Now you have tried the obvious, move on to the gold acids - this is how you test white metals:


Always start with the Quicktest 9ct acid (the 'WHITE' acid), apply it to the article as described in the instructions that came with the testing set, if it fizzes it is not gold or platinum. If it stays clear, move onto the Quicktest 14-24ct acid (the 'BLUE' acid). Please read the instructions that came with your set of acids, especially the safety precautions.


The 14-24ct/blue acid gives really clear easy-to-see reactions on yellow gold (best tester: Quicktest-3) even for the colour blind; testing white gold takes just a little more care (you will need the Troytest). Apply the 14-24ct/blue acid to the article as described in the instructions that came with the testing set:

- if it turns dark quickly it's either 14ct or palladium. On 14ct it turns very dark (and, when fresh and strong, will then bubble); on palladium it turns reddish, quickly going dark red, then definitely bubbles. Either way, it is not 18ct white gold and it is not platinum, if the seller is still insisting it is 18ct white gold or platinum, start to get very suspicious. Check the results with the 'platinum' bottle (see Advanced Test below).


- the 14-24ct (blue) acid cannot (on its own) distinguish 18ct white gold from steel. If it turns yellow (and when the acid is new and strong, the yellow will quickly darken then bubble) it MIGHT be 18ct white gold or it MIGHT be steel.
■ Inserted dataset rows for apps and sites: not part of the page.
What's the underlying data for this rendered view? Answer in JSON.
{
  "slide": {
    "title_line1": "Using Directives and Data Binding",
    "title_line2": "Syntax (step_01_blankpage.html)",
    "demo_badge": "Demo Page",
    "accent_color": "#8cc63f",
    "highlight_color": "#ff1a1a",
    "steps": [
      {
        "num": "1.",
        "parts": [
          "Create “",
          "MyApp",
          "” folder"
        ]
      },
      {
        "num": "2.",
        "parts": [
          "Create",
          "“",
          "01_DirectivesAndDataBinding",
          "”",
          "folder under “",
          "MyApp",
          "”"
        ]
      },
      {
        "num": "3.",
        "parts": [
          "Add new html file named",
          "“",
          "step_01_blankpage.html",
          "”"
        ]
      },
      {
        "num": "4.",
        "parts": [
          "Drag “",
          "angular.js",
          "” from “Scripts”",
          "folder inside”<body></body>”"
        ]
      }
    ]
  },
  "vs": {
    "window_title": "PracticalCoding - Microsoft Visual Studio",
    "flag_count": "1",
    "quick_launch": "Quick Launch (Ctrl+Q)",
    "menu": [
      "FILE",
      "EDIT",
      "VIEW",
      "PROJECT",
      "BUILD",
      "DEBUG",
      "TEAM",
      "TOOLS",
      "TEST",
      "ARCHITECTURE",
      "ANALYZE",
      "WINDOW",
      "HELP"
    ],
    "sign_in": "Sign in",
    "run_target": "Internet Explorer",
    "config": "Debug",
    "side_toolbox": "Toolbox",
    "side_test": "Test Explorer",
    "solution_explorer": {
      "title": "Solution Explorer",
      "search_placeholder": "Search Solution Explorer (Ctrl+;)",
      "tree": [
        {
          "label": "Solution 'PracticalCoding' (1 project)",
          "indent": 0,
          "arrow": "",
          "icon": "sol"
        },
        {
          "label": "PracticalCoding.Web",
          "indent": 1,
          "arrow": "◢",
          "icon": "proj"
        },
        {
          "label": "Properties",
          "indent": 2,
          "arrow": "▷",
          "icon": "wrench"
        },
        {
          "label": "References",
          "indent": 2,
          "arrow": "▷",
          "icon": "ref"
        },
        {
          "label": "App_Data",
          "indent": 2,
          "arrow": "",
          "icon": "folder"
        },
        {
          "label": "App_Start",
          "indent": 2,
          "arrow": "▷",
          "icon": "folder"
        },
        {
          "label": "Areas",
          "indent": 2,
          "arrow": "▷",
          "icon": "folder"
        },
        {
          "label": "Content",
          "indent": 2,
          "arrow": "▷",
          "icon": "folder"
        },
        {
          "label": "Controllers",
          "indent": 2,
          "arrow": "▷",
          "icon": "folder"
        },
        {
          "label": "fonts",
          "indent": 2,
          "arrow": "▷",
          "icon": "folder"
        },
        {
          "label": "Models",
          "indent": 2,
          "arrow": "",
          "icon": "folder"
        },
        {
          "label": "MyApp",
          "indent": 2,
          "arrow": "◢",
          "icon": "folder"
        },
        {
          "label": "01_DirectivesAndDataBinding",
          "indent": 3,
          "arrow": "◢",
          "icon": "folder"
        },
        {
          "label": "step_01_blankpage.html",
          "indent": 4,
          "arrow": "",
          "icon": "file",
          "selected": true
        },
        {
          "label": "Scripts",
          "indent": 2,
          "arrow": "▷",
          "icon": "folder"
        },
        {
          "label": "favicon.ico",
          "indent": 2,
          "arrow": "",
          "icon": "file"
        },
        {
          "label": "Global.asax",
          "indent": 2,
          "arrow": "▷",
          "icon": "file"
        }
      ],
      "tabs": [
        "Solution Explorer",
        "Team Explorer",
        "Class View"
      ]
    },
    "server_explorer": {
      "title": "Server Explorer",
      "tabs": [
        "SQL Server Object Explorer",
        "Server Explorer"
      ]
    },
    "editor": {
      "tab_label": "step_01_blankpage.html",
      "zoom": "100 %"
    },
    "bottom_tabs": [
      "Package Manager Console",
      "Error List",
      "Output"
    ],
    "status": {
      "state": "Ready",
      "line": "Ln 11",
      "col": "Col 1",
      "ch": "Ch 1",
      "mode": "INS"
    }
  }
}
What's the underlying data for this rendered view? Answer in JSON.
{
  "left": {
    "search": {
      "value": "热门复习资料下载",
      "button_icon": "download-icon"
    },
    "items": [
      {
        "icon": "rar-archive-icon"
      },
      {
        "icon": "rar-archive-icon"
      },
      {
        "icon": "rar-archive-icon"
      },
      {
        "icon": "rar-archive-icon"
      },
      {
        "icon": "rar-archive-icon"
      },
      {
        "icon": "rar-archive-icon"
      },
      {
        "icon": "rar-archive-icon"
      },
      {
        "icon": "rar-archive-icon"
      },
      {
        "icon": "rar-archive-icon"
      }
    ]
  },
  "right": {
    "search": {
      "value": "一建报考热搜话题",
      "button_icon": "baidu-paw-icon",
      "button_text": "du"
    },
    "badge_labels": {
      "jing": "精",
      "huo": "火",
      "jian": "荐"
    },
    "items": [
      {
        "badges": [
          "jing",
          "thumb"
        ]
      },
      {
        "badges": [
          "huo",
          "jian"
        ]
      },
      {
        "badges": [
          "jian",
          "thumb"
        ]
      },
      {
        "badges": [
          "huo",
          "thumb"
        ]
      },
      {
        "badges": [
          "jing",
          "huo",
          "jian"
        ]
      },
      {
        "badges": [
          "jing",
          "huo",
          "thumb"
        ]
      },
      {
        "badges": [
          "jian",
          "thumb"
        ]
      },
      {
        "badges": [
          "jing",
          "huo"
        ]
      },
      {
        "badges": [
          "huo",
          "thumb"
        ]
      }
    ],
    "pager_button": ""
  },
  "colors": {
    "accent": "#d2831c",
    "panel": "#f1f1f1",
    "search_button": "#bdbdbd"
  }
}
Whilst the reaction on gold is fairly consistent, the reaction of steel varies (there are hundreds of different types of steel) from very slight yellow to bright yellow, and with various degrees of bubbling and / or leaving behind a grayish stain - so some steels do react in the same way as 18ct white gold, often the result is just 'confusing', that's why there's a special test with the gree (' platinum') bottle (see Advanced Test below).
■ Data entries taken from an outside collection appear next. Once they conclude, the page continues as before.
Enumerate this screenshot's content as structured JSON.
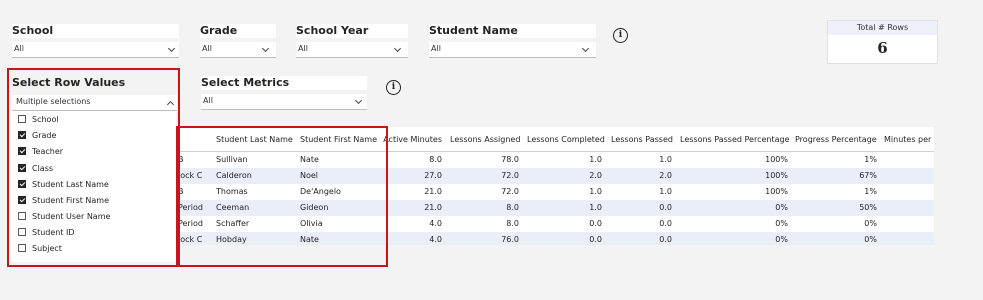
{
  "filters": {
    "school": {
      "title": "School",
      "value": "All"
    },
    "grade": {
      "title": "Grade",
      "value": "All"
    },
    "school_year": {
      "title": "School Year",
      "value": "All"
    },
    "student_name": {
      "title": "Student Name",
      "value": "All"
    },
    "select_row_values": {
      "title": "Select Row Values",
      "value": "Multiple selections"
    },
    "select_metrics": {
      "title": "Select Metrics",
      "value": "All"
    }
  },
  "info_icon_glyph": "i",
  "card": {
    "title": "Total # Rows",
    "value": "6"
  },
  "row_values": [
    {
      "label": "School",
      "checked": false
    },
    {
      "label": "Grade",
      "checked": true
    },
    {
      "label": "Teacher",
      "checked": true
    },
    {
      "label": "Class",
      "checked": true
    },
    {
      "label": "Student Last Name",
      "checked": true
    },
    {
      "label": "Student First Name",
      "checked": true
    },
    {
      "label": "Student User Name",
      "checked": false
    },
    {
      "label": "Student ID",
      "checked": false
    },
    {
      "label": "Subject",
      "checked": false
    }
  ],
  "table": {
    "headers": [
      "Student Last Name",
      "Student First Name",
      "Active Minutes",
      "Lessons Assigned",
      "Lessons Completed",
      "Lessons Passed",
      "Lessons Passed Percentage",
      "Progress Percentage",
      "Minutes per Week"
    ],
    "rows": [
      [
        "B",
        "Sullivan",
        "Nate",
        "8.0",
        "78.0",
        "1.0",
        "1.0",
        "100%",
        "1%"
      ],
      [
        "lock C",
        "Calderon",
        "Noel",
        "27.0",
        "72.0",
        "2.0",
        "2.0",
        "100%",
        "67%"
      ],
      [
        "B",
        "Thomas",
        "De'Angelo",
        "21.0",
        "72.0",
        "1.0",
        "1.0",
        "100%",
        "1%"
      ],
      [
        "Period",
        "Ceeman",
        "Gideon",
        "21.0",
        "8.0",
        "1.0",
        "0.0",
        "0%",
        "50%"
      ],
      [
        "Period",
        "Schaffer",
        "Olivia",
        "4.0",
        "8.0",
        "0.0",
        "0.0",
        "0%",
        "0%"
      ],
      [
        "lock C",
        "Hobday",
        "Nate",
        "4.0",
        "76.0",
        "0.0",
        "0.0",
        "0%",
        "0%"
      ]
    ]
  },
  "colors": {
    "highlight_red": "#c8151b",
    "row_alt": "#e9eef9",
    "card_header": "#eef1fa"
  }
}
The advanced test uses the 'platinum' bottle (the 'GREEN' acid) from the Troytest set.


Place the blue acid on the item, allow plenty of time for any colour change, soak up the spot of acid with a strip of test paper (see the Troytest sets, also replacement books of test papers) then put a spot of the green acid onto the stain on the paper.
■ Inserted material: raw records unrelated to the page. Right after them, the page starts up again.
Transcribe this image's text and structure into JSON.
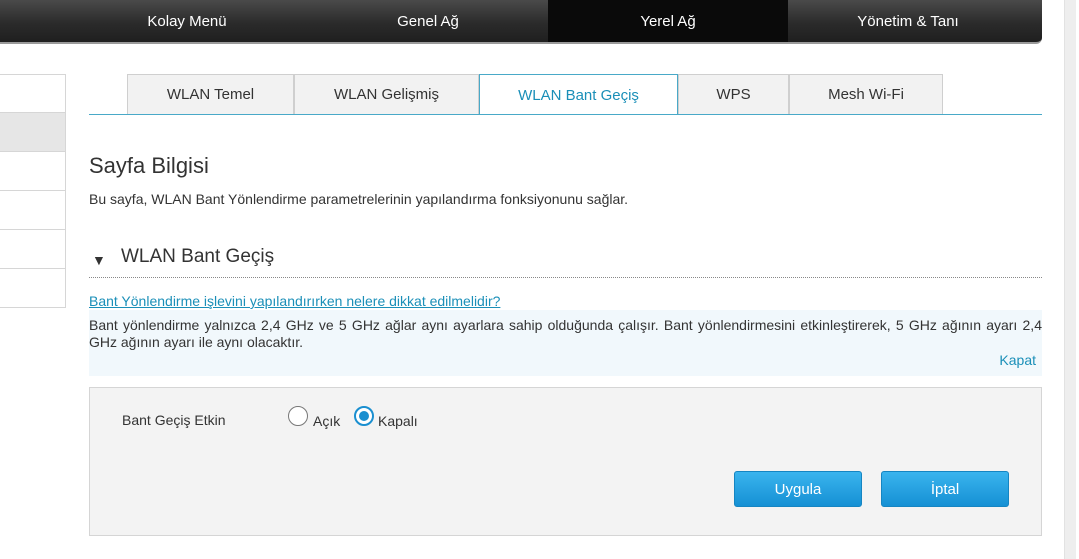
{
  "topnav": {
    "items": [
      {
        "label": "Kolay Menü"
      },
      {
        "label": "Genel Ağ"
      },
      {
        "label": "Yerel Ağ"
      },
      {
        "label": "Yönetim & Tanı"
      }
    ],
    "active": "Yerel Ağ"
  },
  "tabs": [
    {
      "label": "WLAN Temel"
    },
    {
      "label": "WLAN Gelişmiş"
    },
    {
      "label": "WLAN Bant Geçiş"
    },
    {
      "label": "WPS"
    },
    {
      "label": "Mesh Wi-Fi"
    }
  ],
  "active_tab": "WLAN Bant Geçiş",
  "page": {
    "title": "Sayfa Bilgisi",
    "description": "Bu sayfa, WLAN Bant Yönlendirme parametrelerinin yapılandırma fonksiyonunu sağlar."
  },
  "section": {
    "title": "WLAN Bant Geçiş",
    "help_link": "Bant Yönlendirme işlevini yapılandırırken nelere dikkat edilmelidir?",
    "help_text": "Bant yönlendirme yalnızca 2,4 GHz ve 5 GHz ağlar aynı ayarlara sahip olduğunda çalışır. Bant yönlendirmesini etkinleştirerek, 5 GHz ağının ayarı 2,4 GHz ağının ayarı ile aynı olacaktır.",
    "help_close": "Kapat"
  },
  "form": {
    "band_steering_label": "Bant Geçiş Etkin",
    "option_on": "Açık",
    "option_off": "Kapalı",
    "selected": "Kapalı",
    "apply_label": "Uygula",
    "cancel_label": "İptal"
  }
}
- if it is 14ct to 18ct, the stain on the paper is yellow / yellowish-green and the spot of green acid turns the stain dark.

- if it is steel, the stain on the paper is the same yellowish-green but the spot of green acid bleaches it out (i.e. takes out the colour).

- if it is Palladium the stain on the paper is red-ish and the spot of green acid turns the stain dark.
- if it is platinum, there is no stain (it just looks 'wet') and adding the green acid does nothing (it still 'just looks wet') - more details below.


I shall repeat the above paragraph in special language for the colour blind (a significan percentage of the populatiion is red-green colour blind):

14ct to 18ct = light stain on paper and turns dark when you put a drop of GREEN acid onto the stain.

Steel = light stain on paper and bleaches out (goes clear) when you put a drop of GREEN acid onto the stain.

Palladium = dark stain on paper and ...turns darker when you put a drop of GREEN acid onto the stain.

Platinum = no colour, it just looks 'wet', as you would expect if you soaked up water.


Platinum is the easiest metal to test, you can leave the blue acid on the metal for several seconds, or even for a minute, and nothing happens at all, it looks just like water; then soak up the spot of acid with the test paper and nothing happens, it looks just like water; then apply the green acid to the stain and nothing happens, it looks just like water.



It is important to note that the above instructions are for those who already use acids and know how to handle them, PLEASE do not buy loose bottles of acid unless you already have a secure (preferably lockable) box and the full instructions and (most important of all) the acid safety instructions.



QUICKTEST, Watford, WD18 8PH, Tel. 01923 220206, email info(at)quicktest.co.uk